Castel noted that early American elections plagued by voter intimidation and election fraud led to a series of reforms in the late 1800s to protect the integrity of elections.
“Indeed, the ubiquity and ease of smartphone technology plausibly increases the risk of one form of voter intimidation,” Castel said. “Without the statute, employers, unions, and religious groups could encourage their members to upload images of their marked ballots to a single location to prove their commitment to the designated candidate.”
Castel said the public interest would not be served by immediately striking down the law on First Amendment grounds, as three voters and their lawyers had requested. The court case will proceed with the development of more evidence before a final ruling is made.
The plaintiffs brought the lawsuit only 13 days before the election even though smartphone cameras have been in heavy use since 2007, the judge said.
“Here the interest of the general public in the outcome of an election is profound,” he said. Blocking the law would seriously disrupt an election process that involves 60,000 poll workers at 5,300 poll sites statewide, he added.
“Not only would a preliminary injunction wreak havoc on election-day logistics, real concerns exist about the delays and privacy intrusions that ballot selfies could cause,” the judge said.
Attorney Leo Glickman said plaintiffs are “disappointed in the decision but gratified that we have brought this issue to the public’s attention.”
He said members of the state Legislature had contacted his office about the possibility of repealing the law.
“So one way or another we think that by next year’s election people will be able to engage in this form of political speech,” Glickman said.
The state attorney general’s office declined through a spokeswoman to comment.

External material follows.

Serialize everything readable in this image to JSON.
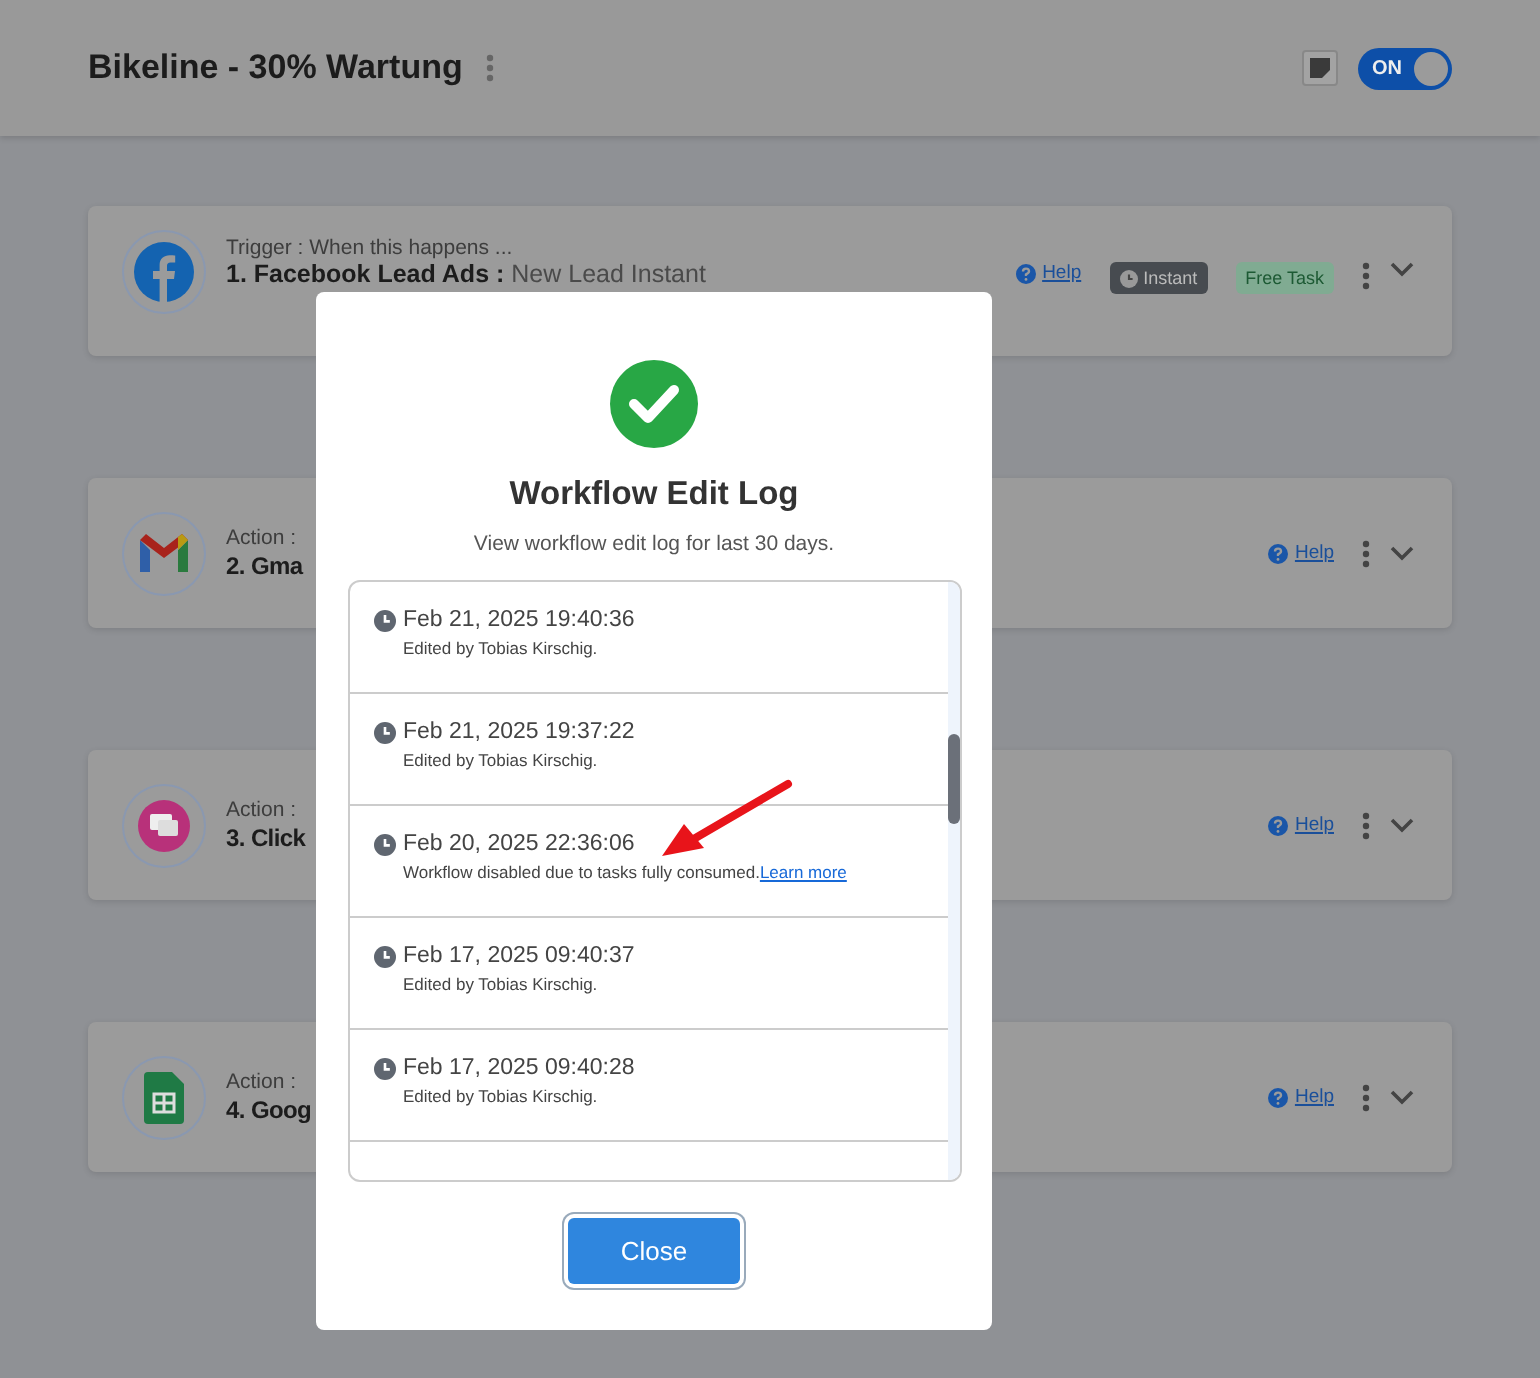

Stephen Kitzinger, a lawyer for New York City, said his office was “pleased that the court recognized how important this law is to assuring the integrity of the electoral system and maintaining ballot secrecy.”